**Problem to work on:** Copy the data below exactly.

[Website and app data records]

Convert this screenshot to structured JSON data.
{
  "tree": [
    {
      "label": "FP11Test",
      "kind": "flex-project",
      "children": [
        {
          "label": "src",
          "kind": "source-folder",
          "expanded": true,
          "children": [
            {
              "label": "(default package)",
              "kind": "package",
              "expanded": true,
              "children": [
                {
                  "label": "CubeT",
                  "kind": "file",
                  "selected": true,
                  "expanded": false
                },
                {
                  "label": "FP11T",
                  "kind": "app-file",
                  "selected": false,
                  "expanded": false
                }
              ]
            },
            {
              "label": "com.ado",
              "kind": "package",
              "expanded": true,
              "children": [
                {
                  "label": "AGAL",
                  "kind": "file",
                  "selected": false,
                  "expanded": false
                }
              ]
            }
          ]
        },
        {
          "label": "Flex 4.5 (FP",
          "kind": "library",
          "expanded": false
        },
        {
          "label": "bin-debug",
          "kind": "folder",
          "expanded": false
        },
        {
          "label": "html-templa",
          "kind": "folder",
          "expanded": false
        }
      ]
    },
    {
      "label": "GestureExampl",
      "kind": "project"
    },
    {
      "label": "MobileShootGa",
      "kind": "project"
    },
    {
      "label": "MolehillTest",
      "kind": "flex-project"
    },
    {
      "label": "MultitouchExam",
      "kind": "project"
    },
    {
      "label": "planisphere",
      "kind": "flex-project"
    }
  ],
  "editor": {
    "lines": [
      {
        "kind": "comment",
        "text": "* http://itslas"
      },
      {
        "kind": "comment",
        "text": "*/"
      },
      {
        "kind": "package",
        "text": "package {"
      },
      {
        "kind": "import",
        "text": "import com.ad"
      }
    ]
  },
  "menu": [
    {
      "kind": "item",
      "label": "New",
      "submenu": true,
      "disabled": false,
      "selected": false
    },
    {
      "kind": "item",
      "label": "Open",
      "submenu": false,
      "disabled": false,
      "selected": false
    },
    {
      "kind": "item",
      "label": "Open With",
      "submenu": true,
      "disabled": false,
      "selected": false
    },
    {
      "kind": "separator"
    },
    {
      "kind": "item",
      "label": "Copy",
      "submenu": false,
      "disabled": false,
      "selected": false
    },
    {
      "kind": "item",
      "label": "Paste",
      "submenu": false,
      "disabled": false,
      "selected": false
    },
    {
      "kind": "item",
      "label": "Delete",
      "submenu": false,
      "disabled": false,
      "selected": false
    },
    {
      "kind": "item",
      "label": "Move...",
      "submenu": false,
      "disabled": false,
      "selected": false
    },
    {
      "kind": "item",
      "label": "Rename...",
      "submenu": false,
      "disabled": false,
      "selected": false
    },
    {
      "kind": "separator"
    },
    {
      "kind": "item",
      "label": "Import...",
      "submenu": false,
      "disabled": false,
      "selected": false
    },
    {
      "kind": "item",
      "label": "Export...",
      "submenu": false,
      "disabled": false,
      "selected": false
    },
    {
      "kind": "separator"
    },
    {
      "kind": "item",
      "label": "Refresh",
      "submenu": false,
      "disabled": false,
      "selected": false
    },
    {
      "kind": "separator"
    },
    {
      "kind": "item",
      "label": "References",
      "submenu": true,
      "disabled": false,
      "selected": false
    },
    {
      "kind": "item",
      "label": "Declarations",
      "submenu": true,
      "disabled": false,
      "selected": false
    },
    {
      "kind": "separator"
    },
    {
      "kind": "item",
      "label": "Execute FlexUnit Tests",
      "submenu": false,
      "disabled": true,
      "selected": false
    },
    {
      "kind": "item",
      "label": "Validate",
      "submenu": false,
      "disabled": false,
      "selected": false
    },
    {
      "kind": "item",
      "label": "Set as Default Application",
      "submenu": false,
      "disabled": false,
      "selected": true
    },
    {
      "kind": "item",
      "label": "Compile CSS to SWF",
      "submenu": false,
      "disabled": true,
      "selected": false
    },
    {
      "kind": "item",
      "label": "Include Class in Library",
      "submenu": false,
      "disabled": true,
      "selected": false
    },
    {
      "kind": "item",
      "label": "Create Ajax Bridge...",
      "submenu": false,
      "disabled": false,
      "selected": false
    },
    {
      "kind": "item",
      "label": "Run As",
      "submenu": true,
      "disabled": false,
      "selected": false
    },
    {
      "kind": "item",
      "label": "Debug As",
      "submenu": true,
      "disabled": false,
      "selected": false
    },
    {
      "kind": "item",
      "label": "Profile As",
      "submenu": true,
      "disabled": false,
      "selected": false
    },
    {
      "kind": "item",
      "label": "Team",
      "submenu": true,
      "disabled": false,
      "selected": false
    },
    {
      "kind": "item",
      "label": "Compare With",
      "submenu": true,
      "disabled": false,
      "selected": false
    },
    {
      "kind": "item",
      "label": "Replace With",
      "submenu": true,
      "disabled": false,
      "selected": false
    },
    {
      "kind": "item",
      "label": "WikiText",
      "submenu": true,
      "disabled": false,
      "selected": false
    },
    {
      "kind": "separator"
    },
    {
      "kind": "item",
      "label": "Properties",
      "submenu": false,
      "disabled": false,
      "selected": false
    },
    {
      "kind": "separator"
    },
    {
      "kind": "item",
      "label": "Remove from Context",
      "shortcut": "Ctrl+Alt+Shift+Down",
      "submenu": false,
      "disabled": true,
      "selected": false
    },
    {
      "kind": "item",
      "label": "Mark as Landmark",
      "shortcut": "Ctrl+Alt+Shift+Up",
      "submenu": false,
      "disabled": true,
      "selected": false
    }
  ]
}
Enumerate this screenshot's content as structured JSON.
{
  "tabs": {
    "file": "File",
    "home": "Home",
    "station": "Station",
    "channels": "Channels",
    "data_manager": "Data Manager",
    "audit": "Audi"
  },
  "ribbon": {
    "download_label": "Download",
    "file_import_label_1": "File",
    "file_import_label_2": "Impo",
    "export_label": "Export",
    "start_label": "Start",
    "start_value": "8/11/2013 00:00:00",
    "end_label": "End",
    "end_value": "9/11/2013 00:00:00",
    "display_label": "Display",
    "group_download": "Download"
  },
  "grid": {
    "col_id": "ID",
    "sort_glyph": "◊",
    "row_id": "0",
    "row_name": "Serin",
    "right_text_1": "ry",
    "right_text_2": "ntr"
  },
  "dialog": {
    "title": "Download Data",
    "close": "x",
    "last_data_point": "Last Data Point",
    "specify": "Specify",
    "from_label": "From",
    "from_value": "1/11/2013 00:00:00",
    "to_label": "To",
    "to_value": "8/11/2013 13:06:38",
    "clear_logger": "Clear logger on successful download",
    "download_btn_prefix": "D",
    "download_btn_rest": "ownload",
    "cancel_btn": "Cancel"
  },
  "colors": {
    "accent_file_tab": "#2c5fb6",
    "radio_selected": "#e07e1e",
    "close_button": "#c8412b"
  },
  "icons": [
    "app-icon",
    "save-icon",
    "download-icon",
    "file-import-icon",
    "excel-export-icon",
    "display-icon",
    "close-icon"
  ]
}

**Written response:**
Convert this screenshot to structured JSON data.
{
  "tree": [
    {
      "label": "FP11Test",
      "kind": "flex-project",
      "children": [
        {
          "label": "src",
          "kind": "source-folder",
          "expanded": true,
          "children": [
            {
              "label": "(default package)",
              "kind": "package",
              "expanded": true,
              "children": [
                {
                  "label": "CubeT",
                  "kind": "file",
                  "selected": true,
                  "expanded": false
                },
                {
                  "label": "FP11T",
                  "kind": "app-file",
                  "selected": false,
                  "expanded": false
                }
              ]
            },
            {
              "label": "com.ado",
              "kind": "package",
              "expanded": true,
              "children": [
                {
                  "label": "AGAL",
                  "kind": "file",
                  "selected": false,
                  "expanded": false
                }
              ]
            }
          ]
        },
        {
          "label": "Flex 4.5 (FP",
          "kind": "library",
          "expanded": false
        },
        {
          "label": "bin-debug",
          "kind": "folder",
          "expanded": false
        },
        {
          "label": "html-templa",
          "kind": "folder",
          "expanded": false
        }
      ]
    },
    {
      "label": "GestureExampl",
      "kind": "project"
    },
    {
      "label": "MobileShootGa",
      "kind": "project"
    },
    {
      "label": "MolehillTest",
      "kind": "flex-project"
    },
    {
      "label": "MultitouchExam",
      "kind": "project"
    },
    {
      "label": "planisphere",
      "kind": "flex-project"
    }
  ],
  "editor": {
    "lines": [
      {
        "kind": "comment",
        "text": "* http://itslas"
      },
      {
        "kind": "comment",
        "text": "*/"
      },
      {
        "kind": "package",
        "text": "package {"
      },
      {
        "kind": "import",
        "text": "import com.ad"
      }
    ]
  },
  "menu": [
    {
      "kind": "item",
      "label": "New",
      "submenu": true,
      "disabled": false,
      "selected": false
    },
    {
      "kind": "item",
      "label": "Open",
      "submenu": false,
      "disabled": false,
      "selected": false
    },
    {
      "kind": "item",
      "label": "Open With",
      "submenu": true,
      "disabled": false,
      "selected": false
    },
    {
      "kind": "separator"
    },
    {
      "kind": "item",
      "label": "Copy",
      "submenu": false,
      "disabled": false,
      "selected": false
    },
    {
      "kind": "item",
      "label": "Paste",
      "submenu": false,
      "disabled": false,
      "selected": false
    },
    {
      "kind": "item",
      "label": "Delete",
      "submenu": false,
      "disabled": false,
      "selected": false
    },
    {
      "kind": "item",
      "label": "Move...",
      "submenu": false,
      "disabled": false,
      "selected": false
    },
    {
      "kind": "item",
      "label": "Rename...",
      "submenu": false,
      "disabled": false,
      "selected": false
    },
    {
      "kind": "separator"
    },
    {
      "kind": "item",
      "label": "Import...",
      "submenu": false,
      "disabled": false,
      "selected": false
    },
    {
      "kind": "item",
      "label": "Export...",
      "submenu": false,
      "disabled": false,
      "selected": false
    },
    {
      "kind": "separator"
    },
    {
      "kind": "item",
      "label": "Refresh",
      "submenu": false,
      "disabled": false,
      "selected": false
    },
    {
      "kind": "separator"
    },
    {
      "kind": "item",
      "label": "References",
      "submenu": true,
      "disabled": false,
      "selected": false
    },
    {
      "kind": "item",
      "label": "Declarations",
      "submenu": true,
      "disabled": false,
      "selected": false
    },
    {
      "kind": "separator"
    },
    {
      "kind": "item",
      "label": "Execute FlexUnit Tests",
      "submenu": false,
      "disabled": true,
      "selected": false
    },
    {
      "kind": "item",
      "label": "Validate",
      "submenu": false,
      "disabled": false,
      "selected": false
    },
    {
      "kind": "item",
      "label": "Set as Default Application",
      "submenu": false,
      "disabled": false,
      "selected": true
    },
    {
      "kind": "item",
      "label": "Compile CSS to SWF",
      "submenu": false,
      "disabled": true,
      "selected": false
    },
    {
      "kind": "item",
      "label": "Include Class in Library",
      "submenu": false,
      "disabled": true,
      "selected": false
    },
    {
      "kind": "item",
      "label": "Create Ajax Bridge...",
      "submenu": false,
      "disabled": false,
      "selected": false
    },
    {
      "kind": "item",
      "label": "Run As",
      "submenu": true,
      "disabled": false,
      "selected": false
    },
    {
      "kind": "item",
      "label": "Debug As",
      "submenu": true,
      "disabled": false,
      "selected": false
    },
    {
      "kind": "item",
      "label": "Profile As",
      "submenu": true,
      "disabled": false,
      "selected": false
    },
    {
      "kind": "item",
      "label": "Team",
      "submenu": true,
      "disabled": false,
      "selected": false
    },
    {
      "kind": "item",
      "label": "Compare With",
      "submenu": true,
      "disabled": false,
      "selected": false
    },
    {
      "kind": "item",
      "label": "Replace With",
      "submenu": true,
      "disabled": false,
      "selected": false
    },
    {
      "kind": "item",
      "label": "WikiText",
      "submenu": true,
      "disabled": false,
      "selected": false
    },
    {
      "kind": "separator"
    },
    {
      "kind": "item",
      "label": "Properties",
      "submenu": false,
      "disabled": false,
      "selected": false
    },
    {
      "kind": "separator"
    },
    {
      "kind": "item",
      "label": "Remove from Context",
      "shortcut": "Ctrl+Alt+Shift+Down",
      "submenu": false,
      "disabled": true,
      "selected": false
    },
    {
      "kind": "item",
      "label": "Mark as Landmark",
      "shortcut": "Ctrl+Alt+Shift+Up",
      "submenu": false,
      "disabled": true,
      "selected": false
    }
  ]
}
Enumerate this screenshot's content as structured JSON.
{
  "tabs": {
    "file": "File",
    "home": "Home",
    "station": "Station",
    "channels": "Channels",
    "data_manager": "Data Manager",
    "audit": "Audi"
  },
  "ribbon": {
    "download_label": "Download",
    "file_import_label_1": "File",
    "file_import_label_2": "Impo",
    "export_label": "Export",
    "start_label": "Start",
    "start_value": "8/11/2013 00:00:00",
    "end_label": "End",
    "end_value": "9/11/2013 00:00:00",
    "display_label": "Display",
    "group_download": "Download"
  },
  "grid": {
    "col_id": "ID",
    "sort_glyph": "◊",
    "row_id": "0",
    "row_name": "Serin",
    "right_text_1": "ry",
    "right_text_2": "ntr"
  },
  "dialog": {
    "title": "Download Data",
    "close": "x",
    "last_data_point": "Last Data Point",
    "specify": "Specify",
    "from_label": "From",
    "from_value": "1/11/2013 00:00:00",
    "to_label": "To",
    "to_value": "8/11/2013 13:06:38",
    "clear_logger": "Clear logger on successful download",
    "download_btn_prefix": "D",
    "download_btn_rest": "ownload",
    "cancel_btn": "Cancel"
  },
  "colors": {
    "accent_file_tab": "#2c5fb6",
    "radio_selected": "#e07e1e",
    "close_button": "#c8412b"
  },
  "icons": [
    "app-icon",
    "save-icon",
    "download-icon",
    "file-import-icon",
    "excel-export-icon",
    "display-icon",
    "close-icon"
  ]
}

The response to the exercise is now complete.